[Collected data]

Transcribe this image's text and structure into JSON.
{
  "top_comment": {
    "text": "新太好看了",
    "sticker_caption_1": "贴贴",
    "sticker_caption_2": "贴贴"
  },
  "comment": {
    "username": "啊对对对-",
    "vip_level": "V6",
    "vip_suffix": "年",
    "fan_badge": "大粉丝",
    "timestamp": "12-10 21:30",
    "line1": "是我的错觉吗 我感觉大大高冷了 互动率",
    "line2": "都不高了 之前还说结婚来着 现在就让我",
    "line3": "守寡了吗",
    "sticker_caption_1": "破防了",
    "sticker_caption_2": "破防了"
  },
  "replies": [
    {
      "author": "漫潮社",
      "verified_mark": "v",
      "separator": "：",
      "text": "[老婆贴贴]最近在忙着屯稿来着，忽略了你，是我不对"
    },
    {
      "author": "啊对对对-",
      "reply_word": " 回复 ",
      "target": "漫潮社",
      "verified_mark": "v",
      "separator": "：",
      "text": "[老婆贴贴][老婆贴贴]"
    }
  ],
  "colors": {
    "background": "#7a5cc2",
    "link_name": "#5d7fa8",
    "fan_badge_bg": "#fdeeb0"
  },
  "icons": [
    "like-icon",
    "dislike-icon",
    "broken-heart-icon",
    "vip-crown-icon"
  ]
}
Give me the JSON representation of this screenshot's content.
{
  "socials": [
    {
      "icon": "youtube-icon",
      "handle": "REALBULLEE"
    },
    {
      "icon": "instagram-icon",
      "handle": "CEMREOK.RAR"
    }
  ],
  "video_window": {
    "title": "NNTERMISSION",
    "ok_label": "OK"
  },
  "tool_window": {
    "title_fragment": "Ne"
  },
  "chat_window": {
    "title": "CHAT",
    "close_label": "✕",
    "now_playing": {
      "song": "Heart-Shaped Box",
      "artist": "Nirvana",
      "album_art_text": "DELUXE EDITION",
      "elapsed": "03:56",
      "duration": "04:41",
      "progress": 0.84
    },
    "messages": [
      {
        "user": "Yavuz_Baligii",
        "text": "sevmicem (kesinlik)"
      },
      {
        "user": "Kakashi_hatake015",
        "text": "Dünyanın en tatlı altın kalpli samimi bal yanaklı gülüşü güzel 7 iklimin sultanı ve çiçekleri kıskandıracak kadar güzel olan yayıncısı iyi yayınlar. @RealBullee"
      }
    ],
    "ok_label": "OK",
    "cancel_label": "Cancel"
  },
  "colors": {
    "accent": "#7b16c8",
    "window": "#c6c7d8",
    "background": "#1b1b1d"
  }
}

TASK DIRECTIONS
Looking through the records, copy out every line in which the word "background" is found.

RESPONSE TO THE TASK
    "background": "#7a5cc2",
    "background": "#1b1b1d"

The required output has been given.